How Do We Measure the Social Impact of an Investment?
2 November 21
2 November 21
“We want to make the UK the best place in the world to start, grow and invest in a business, as we continue to support enterprise, create jobs, and level up as we recover from the pandemic,” Rishi Sunak stated in a pre-budget announcement in October.
Ahead of the official Autumn Budget reveal the Global Britain Investment Fund was reported by the media – a £1.4 billion fund to encourage international mobile companies to invest in UK industries. Furthermore, a £150 million pot of funding for the British Business Bank was rumored, aiming to encourage development of regional networks of angel investors to help startups get off the ground.
It is no secret that the pandemic saw the decline of many businesses and thwarted the dreams of many who were on the cusp of launching their own companies. The focus on investment in the Autumn Budget is an olive branch for those wanting to start up their own businesses, or develop an existing enterprise, which had to be put on the backburner due to turbulence of the past two years. However, the pandemic did act as a positive catalyst for some, with many utilising their time to kickstart ventures that had once been nothing more than pipedreams.
Venture capital did not escape the turbulence of the pandemic. Whilst the repercussions pare still prominent, the past two years has seen the venture capital industry transform. Operations, the use of tech, startup development, and investment pursuits have all changed.
For investors the sheer uncertainty born of the pandemic was difficult to navigate. However, embracing technology to facilitate continued investment – and also investing in technology that was way ahead of its time as a solution to challenges evoked by lockdowns – kept cadence.
Heydoc, created in 2018, is a system for managing the medical data and admin tasks of medical practitioners in the private sector. It is no secret that coronavirus had, and continues to, put a strain on the medical sector. Hospitals are still struggling and, for many, securing an appointment with their local GP is as taxing as searching for a needle in a haystack. Due to lockdowns and high infection rates a lot of surgeries adopted telephone and remote consultation procedures. Just like working from home has now become the norm, the medical sector seems to have also adopted this new way of operating.
Heydoc adapted to remote consultations throughout the pandemic and capitalised on a broader switch to cloud-based workflow systems. Like many companies, Heydoc evolved in answer to the challenges in the healthcare industry triggered by the pandemic. During 2020 alone Heydoc:
Due to VC investment Heydoc was able to evolve and provide a solution to the challenges faced by the healthcare industry. In September of this year, Triple Point Ventures participated in Heydoc’s $8.3 million Seed Round alongside Smedvig Capital, Hambro Perks, and InHealth Ventures. This capital will help Heydoc continue to grow and expand the product’s capabilities not only in the UK, but internationally too.
Just in the same way that Heydoc attracted incredible investment due to their commitment to delivering real solutions during the past two years, tech sector investor in general saw a boom.
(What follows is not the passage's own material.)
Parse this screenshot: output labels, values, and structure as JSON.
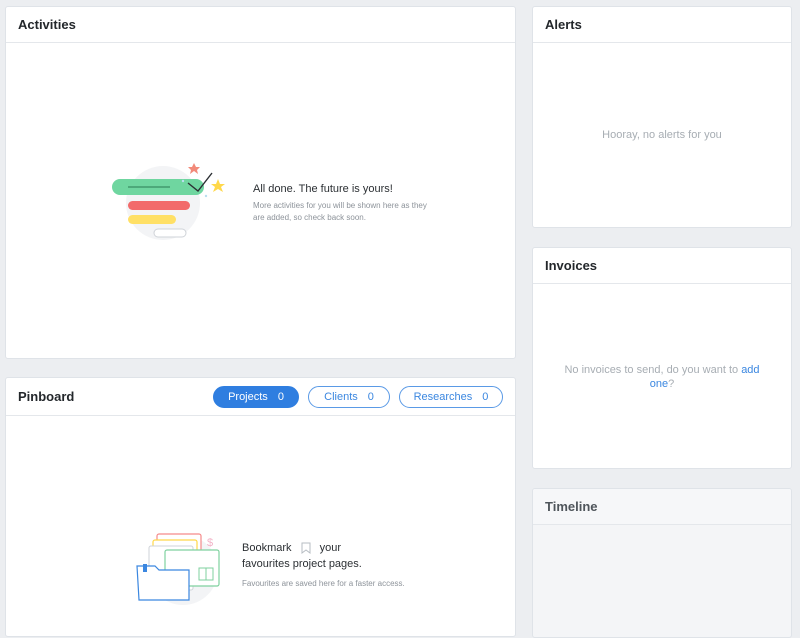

It may have been inevitable as the whole world essentially went remote overnight, but many tech startups thrived.
As the UK span on a hamster wheel of social distancing measures and lockdowns, tech startups got to work answering to the changing needs of basically every public and private industry in some capacity. Throughout the pandemic, the Triple Point Venture investment team was (and still is) dedicated to providing start-ups and SMEs with the capital they need to develop and produce products that answer societies requirements.
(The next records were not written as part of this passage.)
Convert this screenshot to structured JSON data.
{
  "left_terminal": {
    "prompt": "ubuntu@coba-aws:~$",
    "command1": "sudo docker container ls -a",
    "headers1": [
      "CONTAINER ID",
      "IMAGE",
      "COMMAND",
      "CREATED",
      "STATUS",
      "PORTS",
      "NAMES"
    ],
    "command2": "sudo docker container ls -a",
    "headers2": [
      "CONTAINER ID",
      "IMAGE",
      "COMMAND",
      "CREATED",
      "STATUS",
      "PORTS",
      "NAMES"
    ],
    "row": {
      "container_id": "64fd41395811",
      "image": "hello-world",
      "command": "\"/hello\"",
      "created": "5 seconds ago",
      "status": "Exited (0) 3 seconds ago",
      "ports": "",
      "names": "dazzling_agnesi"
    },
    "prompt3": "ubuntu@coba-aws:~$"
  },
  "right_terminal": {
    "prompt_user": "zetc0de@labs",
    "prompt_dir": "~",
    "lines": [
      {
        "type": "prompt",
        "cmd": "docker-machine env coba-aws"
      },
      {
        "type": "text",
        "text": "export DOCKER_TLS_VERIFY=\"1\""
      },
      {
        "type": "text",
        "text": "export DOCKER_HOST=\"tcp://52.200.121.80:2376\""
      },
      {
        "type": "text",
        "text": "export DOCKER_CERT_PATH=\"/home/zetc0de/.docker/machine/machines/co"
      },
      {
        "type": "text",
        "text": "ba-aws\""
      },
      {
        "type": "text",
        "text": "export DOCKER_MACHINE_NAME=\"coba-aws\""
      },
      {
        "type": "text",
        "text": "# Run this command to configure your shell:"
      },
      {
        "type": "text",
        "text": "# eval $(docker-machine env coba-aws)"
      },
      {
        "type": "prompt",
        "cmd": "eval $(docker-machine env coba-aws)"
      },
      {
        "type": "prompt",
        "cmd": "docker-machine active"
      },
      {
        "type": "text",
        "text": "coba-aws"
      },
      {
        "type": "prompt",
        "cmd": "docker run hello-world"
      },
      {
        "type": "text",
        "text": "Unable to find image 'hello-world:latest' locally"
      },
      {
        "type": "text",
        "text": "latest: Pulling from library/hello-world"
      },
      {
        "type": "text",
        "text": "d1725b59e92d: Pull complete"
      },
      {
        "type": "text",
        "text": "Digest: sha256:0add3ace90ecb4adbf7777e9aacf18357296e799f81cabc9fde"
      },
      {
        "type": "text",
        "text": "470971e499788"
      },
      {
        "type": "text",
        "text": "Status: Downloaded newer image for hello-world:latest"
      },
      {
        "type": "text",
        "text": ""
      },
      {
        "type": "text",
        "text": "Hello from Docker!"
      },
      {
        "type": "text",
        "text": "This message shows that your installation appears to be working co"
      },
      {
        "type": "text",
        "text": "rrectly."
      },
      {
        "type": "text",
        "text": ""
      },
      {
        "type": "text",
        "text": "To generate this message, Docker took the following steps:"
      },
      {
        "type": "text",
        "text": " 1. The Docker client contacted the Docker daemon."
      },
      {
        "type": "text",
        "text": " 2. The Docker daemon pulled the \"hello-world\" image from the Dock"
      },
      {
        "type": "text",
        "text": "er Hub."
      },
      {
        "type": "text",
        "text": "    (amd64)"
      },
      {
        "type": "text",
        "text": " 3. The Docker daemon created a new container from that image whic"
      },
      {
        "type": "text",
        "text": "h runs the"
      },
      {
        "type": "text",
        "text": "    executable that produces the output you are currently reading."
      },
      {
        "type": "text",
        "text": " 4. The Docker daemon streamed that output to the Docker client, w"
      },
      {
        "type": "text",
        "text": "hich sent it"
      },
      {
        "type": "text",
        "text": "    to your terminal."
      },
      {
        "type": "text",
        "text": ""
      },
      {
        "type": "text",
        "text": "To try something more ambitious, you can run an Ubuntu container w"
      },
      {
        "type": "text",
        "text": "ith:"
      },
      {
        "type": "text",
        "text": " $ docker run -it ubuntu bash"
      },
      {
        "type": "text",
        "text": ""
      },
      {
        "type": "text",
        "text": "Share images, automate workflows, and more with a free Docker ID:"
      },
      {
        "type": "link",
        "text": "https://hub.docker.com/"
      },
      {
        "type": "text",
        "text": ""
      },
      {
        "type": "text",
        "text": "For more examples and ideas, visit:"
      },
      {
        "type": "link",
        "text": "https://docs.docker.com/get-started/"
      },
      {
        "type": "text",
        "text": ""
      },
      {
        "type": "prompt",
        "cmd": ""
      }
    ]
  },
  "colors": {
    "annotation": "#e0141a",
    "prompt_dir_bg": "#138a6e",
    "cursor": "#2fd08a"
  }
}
Whilst the Treasury has addressed investment in the UK’s “most innovative sectors” and startups in the Autumn Budget, venture capital has facilitated the nurturing and growth of companies directly addressing challenges throughout the pandemic. Without venture capital, it could be argued that advanced products – just like Heydoc – would not have been able to provide different industries and sectors with the innovative products and services needed to adapt to the new normal.
Supporting SMEs and startups through investment is key as the UK continues to move forward. Whilst the government’s investment pledges are positive, eligibility and access are not always straightforward for startups and blossoming businesses. The needs for all are different now and venture capital funding not only gives startups access to fast and reliable capital, but it impacts the wider economy too – something the UK needs.
To date, Triple Point Ventures has raised £32 million in venture investments. £400 million has been provided to 130 VCT/EIS companies. Triple Point is dedicated to unlocking the potential of SMEs that will have a positive impact on social, environmental, and economic challenges. This commitment will continue beyond the pandemic as up and coming startups deliver new products and solutions to the market.